I’m a big fan of Jurgen Appelo. His approach to management through the eye of Complexity science and the interplay of people and relationships rather than the top down approach taken by most management systems is something that seems so obvious (once someones told you about it!) and relevant to the structure we often see in the games industry that I couldn’t help but take notice.
His first book – Management 3.0 – took those ideas and presented the theory and approach this style of management should function under but, as with nearly all management books out there, you can be left with the thought “so I know the theory, but how exactly can I put it into practice?”.
This is where #Workout comes in.
It assumes you know the theory (though it does give you an overview appropriate to each chapter) and instead details specific methods, games, approaches and ideas that you can implement within your organisation. And it’s not just managers or leaders that can take these ideas into the workplace, there is something for everyone in there at every level.
And of course, each method is there to be expanded, tweaked, applied and modified as to best fit the environment where you work. You can take the idea of the Kudo Box and apply it within a small group of your peers, or a Metrics Ecosystem within your feature group.
There are some things that really stand out for me as they suit the position I currently hold like Delegation Boards, Culture Books, Exploration Days and Improvement Dialogs.
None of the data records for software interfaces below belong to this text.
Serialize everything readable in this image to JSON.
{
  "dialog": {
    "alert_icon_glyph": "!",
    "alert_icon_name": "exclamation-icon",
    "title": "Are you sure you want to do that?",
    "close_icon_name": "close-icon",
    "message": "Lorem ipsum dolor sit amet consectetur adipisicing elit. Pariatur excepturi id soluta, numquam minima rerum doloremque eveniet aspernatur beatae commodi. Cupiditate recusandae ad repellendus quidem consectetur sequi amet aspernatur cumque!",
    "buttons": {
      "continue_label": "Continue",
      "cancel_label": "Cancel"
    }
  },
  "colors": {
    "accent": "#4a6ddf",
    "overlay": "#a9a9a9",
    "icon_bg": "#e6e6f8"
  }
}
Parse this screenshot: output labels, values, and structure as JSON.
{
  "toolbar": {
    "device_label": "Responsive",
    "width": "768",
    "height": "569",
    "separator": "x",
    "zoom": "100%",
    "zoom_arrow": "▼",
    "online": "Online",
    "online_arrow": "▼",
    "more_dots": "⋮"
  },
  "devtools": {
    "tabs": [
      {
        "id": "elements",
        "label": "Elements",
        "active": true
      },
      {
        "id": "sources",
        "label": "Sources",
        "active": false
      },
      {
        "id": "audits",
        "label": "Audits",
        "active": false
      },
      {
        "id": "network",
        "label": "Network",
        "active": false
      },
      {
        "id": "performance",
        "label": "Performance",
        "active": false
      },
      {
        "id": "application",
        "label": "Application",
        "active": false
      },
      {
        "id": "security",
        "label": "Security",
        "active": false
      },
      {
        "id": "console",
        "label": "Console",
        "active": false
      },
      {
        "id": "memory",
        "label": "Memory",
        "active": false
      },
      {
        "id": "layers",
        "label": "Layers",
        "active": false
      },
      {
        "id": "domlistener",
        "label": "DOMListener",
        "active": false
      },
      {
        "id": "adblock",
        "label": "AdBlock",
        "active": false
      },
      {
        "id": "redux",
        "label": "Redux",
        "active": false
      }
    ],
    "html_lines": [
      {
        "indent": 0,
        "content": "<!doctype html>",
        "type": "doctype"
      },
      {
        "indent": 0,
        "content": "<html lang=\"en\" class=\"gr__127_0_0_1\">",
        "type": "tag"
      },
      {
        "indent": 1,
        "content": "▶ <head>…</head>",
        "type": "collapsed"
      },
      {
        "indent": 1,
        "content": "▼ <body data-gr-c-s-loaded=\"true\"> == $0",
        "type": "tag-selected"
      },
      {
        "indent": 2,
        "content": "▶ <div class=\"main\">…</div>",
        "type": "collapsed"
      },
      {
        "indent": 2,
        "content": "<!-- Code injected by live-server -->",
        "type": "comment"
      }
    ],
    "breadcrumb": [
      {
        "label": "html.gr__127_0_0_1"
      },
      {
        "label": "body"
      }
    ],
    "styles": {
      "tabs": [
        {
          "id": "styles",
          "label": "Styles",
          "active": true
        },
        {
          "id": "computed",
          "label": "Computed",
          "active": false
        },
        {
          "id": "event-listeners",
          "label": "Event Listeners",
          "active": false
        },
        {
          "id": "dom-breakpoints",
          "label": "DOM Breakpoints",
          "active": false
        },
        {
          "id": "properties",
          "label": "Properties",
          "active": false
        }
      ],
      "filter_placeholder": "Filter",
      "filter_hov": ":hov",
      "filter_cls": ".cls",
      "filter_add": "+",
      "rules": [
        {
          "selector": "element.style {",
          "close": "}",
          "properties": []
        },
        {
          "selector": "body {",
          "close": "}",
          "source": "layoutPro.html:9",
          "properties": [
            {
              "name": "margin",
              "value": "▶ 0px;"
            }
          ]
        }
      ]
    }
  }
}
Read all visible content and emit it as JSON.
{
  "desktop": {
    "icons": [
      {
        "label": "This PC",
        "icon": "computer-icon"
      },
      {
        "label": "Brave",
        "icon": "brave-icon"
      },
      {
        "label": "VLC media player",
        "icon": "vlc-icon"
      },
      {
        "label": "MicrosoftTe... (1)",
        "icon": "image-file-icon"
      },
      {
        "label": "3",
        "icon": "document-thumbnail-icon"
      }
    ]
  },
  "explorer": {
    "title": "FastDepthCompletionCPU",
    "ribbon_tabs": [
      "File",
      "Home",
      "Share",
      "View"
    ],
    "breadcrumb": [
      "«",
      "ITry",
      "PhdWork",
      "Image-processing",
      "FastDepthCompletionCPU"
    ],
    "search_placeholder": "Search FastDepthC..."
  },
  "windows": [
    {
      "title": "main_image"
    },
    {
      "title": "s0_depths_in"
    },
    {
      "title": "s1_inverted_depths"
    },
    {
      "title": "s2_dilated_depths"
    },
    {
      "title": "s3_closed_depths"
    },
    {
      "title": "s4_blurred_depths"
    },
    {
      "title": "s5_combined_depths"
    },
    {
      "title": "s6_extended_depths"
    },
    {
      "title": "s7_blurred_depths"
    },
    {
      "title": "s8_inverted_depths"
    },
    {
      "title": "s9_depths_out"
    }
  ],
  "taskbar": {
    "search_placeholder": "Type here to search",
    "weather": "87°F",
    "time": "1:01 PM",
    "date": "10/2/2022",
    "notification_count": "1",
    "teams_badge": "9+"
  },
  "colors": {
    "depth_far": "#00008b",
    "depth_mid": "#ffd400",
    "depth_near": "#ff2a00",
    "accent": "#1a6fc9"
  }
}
These are methods, when tweaked to my current environment, can really increase the level of engagement and peer support found within our development teams.
Of course, there are ideas in there that might not speak to everyone. Personal Maps seem rather intrusive though thats probably my reserved British background speaking more than anything and I think we have a long way to go until ideas like Salary Formula and Merit Money work for most people.
But that’s the beauty of it.
You don’t like an idea – then that’s fine. There is no implicit or explicit assumption that you should implement all these ideas and only in the way specified. But maybe you can take the ideas you’re not keen on and modify them to better fit your personality, approach or environment.
You really have nothing to lose, you can even download the book for free.